##### EXTRACTED ENTRIES #####

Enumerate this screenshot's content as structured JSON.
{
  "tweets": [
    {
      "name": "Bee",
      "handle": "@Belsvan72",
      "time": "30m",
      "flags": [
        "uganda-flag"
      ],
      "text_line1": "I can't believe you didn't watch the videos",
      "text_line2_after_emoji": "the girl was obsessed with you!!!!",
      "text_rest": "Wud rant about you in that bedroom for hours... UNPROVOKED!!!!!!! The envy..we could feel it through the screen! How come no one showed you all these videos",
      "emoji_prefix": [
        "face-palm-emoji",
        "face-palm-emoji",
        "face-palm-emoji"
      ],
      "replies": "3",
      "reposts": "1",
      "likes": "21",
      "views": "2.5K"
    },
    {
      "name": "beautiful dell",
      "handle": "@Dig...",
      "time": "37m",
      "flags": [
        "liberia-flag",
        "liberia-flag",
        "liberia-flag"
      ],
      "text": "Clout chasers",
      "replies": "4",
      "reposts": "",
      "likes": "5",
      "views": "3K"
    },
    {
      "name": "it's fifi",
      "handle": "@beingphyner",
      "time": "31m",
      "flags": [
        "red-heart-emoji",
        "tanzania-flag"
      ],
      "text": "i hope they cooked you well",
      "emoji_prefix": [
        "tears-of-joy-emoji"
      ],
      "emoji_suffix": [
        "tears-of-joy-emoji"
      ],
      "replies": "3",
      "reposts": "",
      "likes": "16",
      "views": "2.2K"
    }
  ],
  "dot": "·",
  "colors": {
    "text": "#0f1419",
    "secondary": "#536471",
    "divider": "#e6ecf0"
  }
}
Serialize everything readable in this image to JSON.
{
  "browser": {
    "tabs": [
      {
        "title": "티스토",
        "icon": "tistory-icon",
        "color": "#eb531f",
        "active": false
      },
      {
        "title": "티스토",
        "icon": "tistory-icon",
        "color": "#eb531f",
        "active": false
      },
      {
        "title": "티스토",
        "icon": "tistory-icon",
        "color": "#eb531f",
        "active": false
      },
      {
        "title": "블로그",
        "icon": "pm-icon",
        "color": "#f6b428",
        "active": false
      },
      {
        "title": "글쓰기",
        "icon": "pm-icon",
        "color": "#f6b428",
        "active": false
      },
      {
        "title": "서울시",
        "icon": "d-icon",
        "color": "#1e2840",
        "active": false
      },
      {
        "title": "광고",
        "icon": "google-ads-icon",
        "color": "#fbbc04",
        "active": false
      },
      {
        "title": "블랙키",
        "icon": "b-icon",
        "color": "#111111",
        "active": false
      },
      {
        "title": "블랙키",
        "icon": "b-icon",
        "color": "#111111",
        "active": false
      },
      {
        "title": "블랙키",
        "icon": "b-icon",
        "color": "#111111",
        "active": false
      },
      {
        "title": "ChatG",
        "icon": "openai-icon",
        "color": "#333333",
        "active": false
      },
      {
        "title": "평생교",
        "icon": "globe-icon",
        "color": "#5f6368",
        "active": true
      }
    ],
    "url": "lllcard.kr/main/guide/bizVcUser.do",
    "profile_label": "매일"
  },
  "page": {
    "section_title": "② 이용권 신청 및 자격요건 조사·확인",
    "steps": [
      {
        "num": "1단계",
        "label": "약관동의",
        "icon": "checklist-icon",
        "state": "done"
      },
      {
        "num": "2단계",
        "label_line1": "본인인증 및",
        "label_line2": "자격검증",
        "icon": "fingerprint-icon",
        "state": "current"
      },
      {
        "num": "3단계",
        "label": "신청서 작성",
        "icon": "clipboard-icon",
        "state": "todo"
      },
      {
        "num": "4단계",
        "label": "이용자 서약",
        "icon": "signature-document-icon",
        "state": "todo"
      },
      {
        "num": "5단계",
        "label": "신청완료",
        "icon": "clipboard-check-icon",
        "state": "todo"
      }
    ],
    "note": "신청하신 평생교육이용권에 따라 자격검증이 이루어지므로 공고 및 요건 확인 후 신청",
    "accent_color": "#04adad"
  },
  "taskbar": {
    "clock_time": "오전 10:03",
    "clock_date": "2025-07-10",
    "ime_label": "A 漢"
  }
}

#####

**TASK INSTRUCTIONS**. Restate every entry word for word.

**EXERCISE SOLUTION**.
Enumerate this screenshot's content as structured JSON.
{
  "tweets": [
    {
      "name": "Bee",
      "handle": "@Belsvan72",
      "time": "30m",
      "flags": [
        "uganda-flag"
      ],
      "text_line1": "I can't believe you didn't watch the videos",
      "text_line2_after_emoji": "the girl was obsessed with you!!!!",
      "text_rest": "Wud rant about you in that bedroom for hours... UNPROVOKED!!!!!!! The envy..we could feel it through the screen! How come no one showed you all these videos",
      "emoji_prefix": [
        "face-palm-emoji",
        "face-palm-emoji",
        "face-palm-emoji"
      ],
      "replies": "3",
      "reposts": "1",
      "likes": "21",
      "views": "2.5K"
    },
    {
      "name": "beautiful dell",
      "handle": "@Dig...",
      "time": "37m",
      "flags": [
        "liberia-flag",
        "liberia-flag",
        "liberia-flag"
      ],
      "text": "Clout chasers",
      "replies": "4",
      "reposts": "",
      "likes": "5",
      "views": "3K"
    },
    {
      "name": "it's fifi",
      "handle": "@beingphyner",
      "time": "31m",
      "flags": [
        "red-heart-emoji",
        "tanzania-flag"
      ],
      "text": "i hope they cooked you well",
      "emoji_prefix": [
        "tears-of-joy-emoji"
      ],
      "emoji_suffix": [
        "tears-of-joy-emoji"
      ],
      "replies": "3",
      "reposts": "",
      "likes": "16",
      "views": "2.2K"
    }
  ],
  "dot": "·",
  "colors": {
    "text": "#0f1419",
    "secondary": "#536471",
    "divider": "#e6ecf0"
  }
}
Serialize everything readable in this image to JSON.
{
  "browser": {
    "tabs": [
      {
        "title": "티스토",
        "icon": "tistory-icon",
        "color": "#eb531f",
        "active": false
      },
      {
        "title": "티스토",
        "icon": "tistory-icon",
        "color": "#eb531f",
        "active": false
      },
      {
        "title": "티스토",
        "icon": "tistory-icon",
        "color": "#eb531f",
        "active": false
      },
      {
        "title": "블로그",
        "icon": "pm-icon",
        "color": "#f6b428",
        "active": false
      },
      {
        "title": "글쓰기",
        "icon": "pm-icon",
        "color": "#f6b428",
        "active": false
      },
      {
        "title": "서울시",
        "icon": "d-icon",
        "color": "#1e2840",
        "active": false
      },
      {
        "title": "광고",
        "icon": "google-ads-icon",
        "color": "#fbbc04",
        "active": false
      },
      {
        "title": "블랙키",
        "icon": "b-icon",
        "color": "#111111",
        "active": false
      },
      {
        "title": "블랙키",
        "icon": "b-icon",
        "color": "#111111",
        "active": false
      },
      {
        "title": "블랙키",
        "icon": "b-icon",
        "color": "#111111",
        "active": false
      },
      {
        "title": "ChatG",
        "icon": "openai-icon",
        "color": "#333333",
        "active": false
      },
      {
        "title": "평생교",
        "icon": "globe-icon",
        "color": "#5f6368",
        "active": true
      }
    ],
    "url": "lllcard.kr/main/guide/bizVcUser.do",
    "profile_label": "매일"
  },
  "page": {
    "section_title": "② 이용권 신청 및 자격요건 조사·확인",
    "steps": [
      {
        "num": "1단계",
        "label": "약관동의",
        "icon": "checklist-icon",
        "state": "done"
      },
      {
        "num": "2단계",
        "label_line1": "본인인증 및",
        "label_line2": "자격검증",
        "icon": "fingerprint-icon",
        "state": "current"
      },
      {
        "num": "3단계",
        "label": "신청서 작성",
        "icon": "clipboard-icon",
        "state": "todo"
      },
      {
        "num": "4단계",
        "label": "이용자 서약",
        "icon": "signature-document-icon",
        "state": "todo"
      },
      {
        "num": "5단계",
        "label": "신청완료",
        "icon": "clipboard-check-icon",
        "state": "todo"
      }
    ],
    "note": "신청하신 평생교육이용권에 따라 자격검증이 이루어지므로 공고 및 요건 확인 후 신청",
    "accent_color": "#04adad"
  },
  "taskbar": {
    "clock_time": "오전 10:03",
    "clock_date": "2025-07-10",
    "ime_label": "A 漢"
  }
}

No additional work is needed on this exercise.